--- SOURCE INFORMATION ---
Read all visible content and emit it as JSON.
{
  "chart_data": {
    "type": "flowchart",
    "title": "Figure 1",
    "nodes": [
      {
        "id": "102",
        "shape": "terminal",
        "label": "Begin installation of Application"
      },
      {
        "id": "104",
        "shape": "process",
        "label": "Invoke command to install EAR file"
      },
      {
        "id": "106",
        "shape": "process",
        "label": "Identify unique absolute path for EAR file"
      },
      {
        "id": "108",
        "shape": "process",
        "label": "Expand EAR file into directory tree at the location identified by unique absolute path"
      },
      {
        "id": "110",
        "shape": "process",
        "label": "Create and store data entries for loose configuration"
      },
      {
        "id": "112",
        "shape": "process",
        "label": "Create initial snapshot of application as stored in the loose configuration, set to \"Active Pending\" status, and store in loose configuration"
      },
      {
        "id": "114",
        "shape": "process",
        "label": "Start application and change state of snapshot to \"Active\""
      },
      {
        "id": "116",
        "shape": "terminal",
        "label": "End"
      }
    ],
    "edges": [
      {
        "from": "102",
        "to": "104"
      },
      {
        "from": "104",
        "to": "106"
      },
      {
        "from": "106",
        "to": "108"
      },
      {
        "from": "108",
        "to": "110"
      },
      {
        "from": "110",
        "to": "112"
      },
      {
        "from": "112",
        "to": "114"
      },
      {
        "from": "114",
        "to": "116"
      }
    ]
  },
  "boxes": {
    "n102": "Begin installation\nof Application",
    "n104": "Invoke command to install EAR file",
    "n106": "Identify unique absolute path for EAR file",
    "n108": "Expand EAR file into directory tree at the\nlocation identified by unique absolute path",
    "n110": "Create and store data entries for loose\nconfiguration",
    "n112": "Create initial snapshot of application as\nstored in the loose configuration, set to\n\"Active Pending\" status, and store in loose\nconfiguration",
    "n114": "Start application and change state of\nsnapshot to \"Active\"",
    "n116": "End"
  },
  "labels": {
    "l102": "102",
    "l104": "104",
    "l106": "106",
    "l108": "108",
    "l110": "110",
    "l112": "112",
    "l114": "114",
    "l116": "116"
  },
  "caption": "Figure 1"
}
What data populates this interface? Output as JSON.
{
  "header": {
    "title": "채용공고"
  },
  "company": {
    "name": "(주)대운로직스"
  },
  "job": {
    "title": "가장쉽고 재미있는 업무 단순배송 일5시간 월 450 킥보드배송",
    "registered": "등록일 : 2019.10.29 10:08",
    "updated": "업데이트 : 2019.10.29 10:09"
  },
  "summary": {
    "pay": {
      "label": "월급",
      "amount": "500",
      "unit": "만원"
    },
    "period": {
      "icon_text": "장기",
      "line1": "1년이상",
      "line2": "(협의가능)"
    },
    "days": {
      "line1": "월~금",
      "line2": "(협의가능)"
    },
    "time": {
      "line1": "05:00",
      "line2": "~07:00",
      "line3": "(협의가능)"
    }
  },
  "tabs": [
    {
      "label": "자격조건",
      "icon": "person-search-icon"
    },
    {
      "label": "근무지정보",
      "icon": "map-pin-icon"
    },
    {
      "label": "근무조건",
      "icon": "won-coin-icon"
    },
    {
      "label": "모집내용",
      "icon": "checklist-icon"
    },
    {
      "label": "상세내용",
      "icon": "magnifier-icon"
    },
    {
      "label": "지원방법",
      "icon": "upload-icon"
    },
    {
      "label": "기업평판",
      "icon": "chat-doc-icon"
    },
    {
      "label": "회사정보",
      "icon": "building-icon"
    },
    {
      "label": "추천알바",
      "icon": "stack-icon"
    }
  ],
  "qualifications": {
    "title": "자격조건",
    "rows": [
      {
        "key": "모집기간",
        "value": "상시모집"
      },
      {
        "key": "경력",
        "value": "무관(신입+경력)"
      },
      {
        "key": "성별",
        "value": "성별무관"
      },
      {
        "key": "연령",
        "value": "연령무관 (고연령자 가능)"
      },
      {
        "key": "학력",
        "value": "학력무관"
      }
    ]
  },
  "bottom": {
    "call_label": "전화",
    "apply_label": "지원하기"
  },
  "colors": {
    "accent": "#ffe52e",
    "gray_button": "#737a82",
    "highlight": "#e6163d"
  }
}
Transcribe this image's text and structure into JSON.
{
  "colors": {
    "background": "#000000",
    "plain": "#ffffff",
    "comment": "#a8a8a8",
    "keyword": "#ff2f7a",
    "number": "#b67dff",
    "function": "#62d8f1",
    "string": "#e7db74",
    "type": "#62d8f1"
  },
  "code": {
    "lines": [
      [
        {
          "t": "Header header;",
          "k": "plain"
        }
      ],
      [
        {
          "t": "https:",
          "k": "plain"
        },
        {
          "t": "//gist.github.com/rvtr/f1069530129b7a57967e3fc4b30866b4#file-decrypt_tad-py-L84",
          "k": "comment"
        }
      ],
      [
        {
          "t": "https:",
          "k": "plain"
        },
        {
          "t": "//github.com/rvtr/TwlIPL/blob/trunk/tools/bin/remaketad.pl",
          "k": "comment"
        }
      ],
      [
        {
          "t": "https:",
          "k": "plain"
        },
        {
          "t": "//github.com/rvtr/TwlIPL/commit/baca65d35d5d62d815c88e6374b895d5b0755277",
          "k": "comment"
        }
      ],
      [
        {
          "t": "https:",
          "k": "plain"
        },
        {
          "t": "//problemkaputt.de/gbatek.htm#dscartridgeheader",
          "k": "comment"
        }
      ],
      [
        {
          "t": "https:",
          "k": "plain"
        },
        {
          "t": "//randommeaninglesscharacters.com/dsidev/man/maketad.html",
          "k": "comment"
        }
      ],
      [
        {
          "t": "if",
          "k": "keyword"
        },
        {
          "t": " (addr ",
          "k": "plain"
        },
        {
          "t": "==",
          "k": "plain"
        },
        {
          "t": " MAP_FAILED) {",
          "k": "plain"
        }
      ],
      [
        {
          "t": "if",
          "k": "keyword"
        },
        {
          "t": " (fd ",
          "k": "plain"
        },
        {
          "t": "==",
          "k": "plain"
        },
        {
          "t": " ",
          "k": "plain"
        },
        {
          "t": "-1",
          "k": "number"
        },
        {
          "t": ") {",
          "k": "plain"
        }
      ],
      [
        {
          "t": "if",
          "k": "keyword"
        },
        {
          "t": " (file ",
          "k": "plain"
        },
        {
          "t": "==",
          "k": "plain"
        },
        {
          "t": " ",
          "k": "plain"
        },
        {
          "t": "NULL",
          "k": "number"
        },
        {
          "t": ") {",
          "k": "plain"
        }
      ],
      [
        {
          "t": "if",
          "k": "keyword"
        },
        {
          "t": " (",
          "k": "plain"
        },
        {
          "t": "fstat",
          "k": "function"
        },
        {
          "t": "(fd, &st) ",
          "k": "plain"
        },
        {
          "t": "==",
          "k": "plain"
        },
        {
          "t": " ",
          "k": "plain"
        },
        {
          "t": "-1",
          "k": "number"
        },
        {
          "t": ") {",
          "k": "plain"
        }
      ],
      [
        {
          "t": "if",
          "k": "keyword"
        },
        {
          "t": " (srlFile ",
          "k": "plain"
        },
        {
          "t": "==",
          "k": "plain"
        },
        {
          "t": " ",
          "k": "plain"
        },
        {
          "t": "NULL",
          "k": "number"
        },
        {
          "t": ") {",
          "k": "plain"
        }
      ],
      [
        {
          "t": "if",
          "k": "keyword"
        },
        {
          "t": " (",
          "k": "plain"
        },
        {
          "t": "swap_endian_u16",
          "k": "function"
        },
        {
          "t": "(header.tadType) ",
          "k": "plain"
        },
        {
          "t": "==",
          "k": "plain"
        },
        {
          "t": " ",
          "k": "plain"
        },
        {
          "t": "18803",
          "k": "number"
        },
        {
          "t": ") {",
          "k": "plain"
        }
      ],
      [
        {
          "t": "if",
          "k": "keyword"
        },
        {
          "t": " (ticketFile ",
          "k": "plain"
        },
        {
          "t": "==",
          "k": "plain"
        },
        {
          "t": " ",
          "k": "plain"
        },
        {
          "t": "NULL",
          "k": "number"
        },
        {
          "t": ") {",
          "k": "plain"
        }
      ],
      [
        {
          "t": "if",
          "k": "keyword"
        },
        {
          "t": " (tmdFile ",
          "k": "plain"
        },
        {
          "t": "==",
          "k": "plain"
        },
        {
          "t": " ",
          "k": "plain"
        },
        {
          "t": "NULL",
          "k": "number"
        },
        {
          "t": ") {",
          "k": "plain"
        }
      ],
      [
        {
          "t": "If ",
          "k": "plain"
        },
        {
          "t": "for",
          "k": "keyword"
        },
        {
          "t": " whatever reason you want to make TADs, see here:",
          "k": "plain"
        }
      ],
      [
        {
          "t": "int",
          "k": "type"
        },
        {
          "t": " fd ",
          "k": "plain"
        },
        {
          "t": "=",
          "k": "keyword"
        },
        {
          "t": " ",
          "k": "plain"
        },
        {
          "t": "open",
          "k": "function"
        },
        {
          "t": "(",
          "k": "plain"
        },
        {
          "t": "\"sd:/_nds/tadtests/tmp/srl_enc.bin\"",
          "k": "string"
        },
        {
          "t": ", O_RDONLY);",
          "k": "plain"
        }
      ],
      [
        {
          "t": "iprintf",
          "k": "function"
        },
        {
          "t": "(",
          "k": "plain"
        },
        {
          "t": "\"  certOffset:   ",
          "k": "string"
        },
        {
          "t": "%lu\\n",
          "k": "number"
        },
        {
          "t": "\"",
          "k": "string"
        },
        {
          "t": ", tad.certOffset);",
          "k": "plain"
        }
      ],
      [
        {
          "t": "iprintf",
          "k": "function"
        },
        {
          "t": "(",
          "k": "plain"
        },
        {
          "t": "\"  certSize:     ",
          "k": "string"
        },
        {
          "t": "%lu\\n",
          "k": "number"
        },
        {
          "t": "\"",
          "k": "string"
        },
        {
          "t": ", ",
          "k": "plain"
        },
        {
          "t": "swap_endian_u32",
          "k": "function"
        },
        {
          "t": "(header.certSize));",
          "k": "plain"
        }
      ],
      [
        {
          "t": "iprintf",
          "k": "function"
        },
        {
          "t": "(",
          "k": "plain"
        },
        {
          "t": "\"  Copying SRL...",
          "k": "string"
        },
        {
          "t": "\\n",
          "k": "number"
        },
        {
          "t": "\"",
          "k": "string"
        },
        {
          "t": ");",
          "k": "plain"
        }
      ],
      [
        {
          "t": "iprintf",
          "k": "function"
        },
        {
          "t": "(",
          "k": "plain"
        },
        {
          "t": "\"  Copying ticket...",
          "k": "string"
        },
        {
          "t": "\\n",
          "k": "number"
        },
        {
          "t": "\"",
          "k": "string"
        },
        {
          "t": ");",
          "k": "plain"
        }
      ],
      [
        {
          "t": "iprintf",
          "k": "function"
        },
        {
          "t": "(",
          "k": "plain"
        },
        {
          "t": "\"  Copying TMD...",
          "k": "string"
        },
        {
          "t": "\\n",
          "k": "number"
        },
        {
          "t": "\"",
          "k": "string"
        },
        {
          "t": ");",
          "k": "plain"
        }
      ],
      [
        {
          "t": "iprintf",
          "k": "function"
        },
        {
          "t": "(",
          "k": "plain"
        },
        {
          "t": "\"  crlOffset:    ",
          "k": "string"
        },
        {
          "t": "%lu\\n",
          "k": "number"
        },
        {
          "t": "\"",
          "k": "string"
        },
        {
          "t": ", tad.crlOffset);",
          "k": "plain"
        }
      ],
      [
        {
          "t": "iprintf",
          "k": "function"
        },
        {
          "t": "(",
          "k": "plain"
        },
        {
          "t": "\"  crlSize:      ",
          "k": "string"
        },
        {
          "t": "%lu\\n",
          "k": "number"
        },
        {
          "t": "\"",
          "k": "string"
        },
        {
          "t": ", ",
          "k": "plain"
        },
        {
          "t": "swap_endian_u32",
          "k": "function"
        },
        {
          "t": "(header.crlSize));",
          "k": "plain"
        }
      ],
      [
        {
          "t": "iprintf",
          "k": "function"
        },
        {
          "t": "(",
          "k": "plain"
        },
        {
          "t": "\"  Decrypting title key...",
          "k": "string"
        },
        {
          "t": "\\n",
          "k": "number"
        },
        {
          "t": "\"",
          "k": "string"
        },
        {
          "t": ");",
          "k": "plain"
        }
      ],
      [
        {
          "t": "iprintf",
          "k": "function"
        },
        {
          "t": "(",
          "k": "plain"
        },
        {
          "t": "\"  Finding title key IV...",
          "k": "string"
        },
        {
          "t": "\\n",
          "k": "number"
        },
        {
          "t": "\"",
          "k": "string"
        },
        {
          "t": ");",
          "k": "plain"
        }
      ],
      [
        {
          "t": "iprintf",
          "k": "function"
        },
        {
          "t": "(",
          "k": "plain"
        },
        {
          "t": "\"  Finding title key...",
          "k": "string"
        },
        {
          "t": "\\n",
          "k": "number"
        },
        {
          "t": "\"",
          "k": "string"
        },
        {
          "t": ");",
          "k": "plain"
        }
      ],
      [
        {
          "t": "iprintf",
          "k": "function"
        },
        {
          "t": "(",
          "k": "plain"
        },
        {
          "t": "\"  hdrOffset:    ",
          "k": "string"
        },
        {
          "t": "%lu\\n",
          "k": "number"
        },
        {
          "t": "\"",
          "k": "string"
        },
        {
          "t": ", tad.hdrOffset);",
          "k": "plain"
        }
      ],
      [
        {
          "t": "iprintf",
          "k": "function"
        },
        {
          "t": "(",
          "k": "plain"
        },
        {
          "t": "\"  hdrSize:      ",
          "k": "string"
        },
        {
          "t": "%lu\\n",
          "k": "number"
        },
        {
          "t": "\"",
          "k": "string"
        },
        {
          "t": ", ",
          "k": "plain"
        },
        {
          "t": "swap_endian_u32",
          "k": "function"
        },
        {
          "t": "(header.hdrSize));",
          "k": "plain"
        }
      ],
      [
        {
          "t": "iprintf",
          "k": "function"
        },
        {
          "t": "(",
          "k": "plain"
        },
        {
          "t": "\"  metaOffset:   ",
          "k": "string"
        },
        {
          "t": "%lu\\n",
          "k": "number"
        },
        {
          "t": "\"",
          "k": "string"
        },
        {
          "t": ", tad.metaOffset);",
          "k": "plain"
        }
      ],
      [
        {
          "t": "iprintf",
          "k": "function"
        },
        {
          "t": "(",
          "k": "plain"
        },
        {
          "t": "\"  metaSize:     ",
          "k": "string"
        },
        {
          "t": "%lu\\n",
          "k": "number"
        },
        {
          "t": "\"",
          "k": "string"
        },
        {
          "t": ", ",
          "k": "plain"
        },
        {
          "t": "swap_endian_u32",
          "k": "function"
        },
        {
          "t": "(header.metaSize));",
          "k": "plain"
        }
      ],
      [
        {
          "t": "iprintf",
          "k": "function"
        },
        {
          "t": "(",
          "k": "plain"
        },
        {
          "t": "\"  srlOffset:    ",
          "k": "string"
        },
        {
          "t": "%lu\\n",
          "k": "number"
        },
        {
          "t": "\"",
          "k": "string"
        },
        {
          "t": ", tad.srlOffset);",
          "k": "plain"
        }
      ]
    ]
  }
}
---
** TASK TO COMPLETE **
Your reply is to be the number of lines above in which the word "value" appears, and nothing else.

** SOLUTION FOR THIS EXERCISE **
5